The political scion — who faces up to 30 years in prison — buried his head in his hands after going down on all 21 counts he faced in Brooklyn federal court.
In a surprise, Judge Sandra Townes immediately remanded Boyland after the verdict, citing his texting of a witness earlier in the case and his history of lying about his whereabouts as her rationale.
Jurors found that he repeatedly and brazenly made payoff requests to a pair of undercover agents seeking to hasten development deals in his downtrodden Brooklyn district.
The youngest branch of a once-famed but now broken political family tree, Boyland Jr. was also found guilty of lying about performing legislative work in Albany to earn more than $70,000 in unearned per-diem payments and for steering nonprofit funds to his campaign coffers.
Prosecutors hammered away at Boyland as a brazen payola fiend during the monthlong trial and leaned heavily on the testimony of his former lover and chief of staff, Ry-Ann Hermon, who eagerly buried him on the stand.
Hermon — who was famously caught on tape telling an undercover agent that the bribe he handed her made her “hot” — blasted her former boss and beau as a reckless and inept politician who sought out cash in exchange for political favors.
She was arrested along with Boyland and quickly copped a plea with prosecutors in exchange for skewering him on the stand.
Boyland, 43, turned down a 9-year plea deal in a last-minute change of heart earlier this year — and now faces the grim prospect of decades behind bars after the conviction.
His attorneys tried to argue that he was simply trying to coax campaign contributions from the agents and never intended to follow through on his promises to deliver political favors.
But his chances of acquittal faded under the weight of hours of surveillance recordings captured by federal agents.
During one drive through Brooklyn with an undercover, Boyland characterized his Brookyln district as a personal fiefdom. “Everything you see here, I control,” he boasted on tape. “I’m the politician,” he said.
Prosecutors also presented bank records and other evidence that showed Boyland eating his way across the boroughs, enjoying a spa treatment, and even sunning himself in Turkey while claiming to be at work in the state capital.
Boyland Jr. managed to skate on corruption raps in a Manhattan federal court case in 2011, but wasn’t able to slip through the grasp of the Eastern District.
Prosecutors Lan Nguyen, Robert Capers and Christina Dugger did not comment as they exited.
Boyland is just the latest in a parade of New York politicos who’ve pleaded guilty to or been convicted of ugly corruption raps.
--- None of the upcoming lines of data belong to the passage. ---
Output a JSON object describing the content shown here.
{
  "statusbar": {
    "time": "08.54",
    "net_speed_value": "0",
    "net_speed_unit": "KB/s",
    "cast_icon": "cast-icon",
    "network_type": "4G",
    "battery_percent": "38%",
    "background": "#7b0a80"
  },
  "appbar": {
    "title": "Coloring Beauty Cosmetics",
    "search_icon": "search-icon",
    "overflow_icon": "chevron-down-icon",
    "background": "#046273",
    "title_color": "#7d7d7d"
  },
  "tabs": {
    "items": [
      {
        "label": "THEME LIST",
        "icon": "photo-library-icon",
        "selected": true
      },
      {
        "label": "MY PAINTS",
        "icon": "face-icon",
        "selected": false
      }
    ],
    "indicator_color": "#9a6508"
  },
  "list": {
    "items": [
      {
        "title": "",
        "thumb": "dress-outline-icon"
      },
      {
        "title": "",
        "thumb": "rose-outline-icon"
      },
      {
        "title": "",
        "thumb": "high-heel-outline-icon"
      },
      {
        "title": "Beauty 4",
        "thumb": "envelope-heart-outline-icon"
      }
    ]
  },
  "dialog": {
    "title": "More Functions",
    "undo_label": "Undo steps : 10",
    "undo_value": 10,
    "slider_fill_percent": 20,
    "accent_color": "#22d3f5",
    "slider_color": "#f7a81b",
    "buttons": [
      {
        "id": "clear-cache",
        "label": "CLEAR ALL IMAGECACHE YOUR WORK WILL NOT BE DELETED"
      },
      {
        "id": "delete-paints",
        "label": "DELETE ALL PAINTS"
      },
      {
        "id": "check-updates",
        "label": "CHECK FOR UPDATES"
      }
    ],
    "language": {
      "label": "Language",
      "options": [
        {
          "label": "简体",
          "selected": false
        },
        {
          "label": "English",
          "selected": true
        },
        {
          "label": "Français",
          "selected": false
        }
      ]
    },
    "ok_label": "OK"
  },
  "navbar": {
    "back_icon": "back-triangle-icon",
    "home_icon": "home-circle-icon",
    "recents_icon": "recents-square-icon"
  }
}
State Sens. Shirley Huntley, Hiram Monserrate, Pedro Espada and Carl Kruger have all faced serious criminal raps in recent years.
State Sens. Malcolm Smith and John Sampson have been charged with various acts of corruption, with their cases still pending.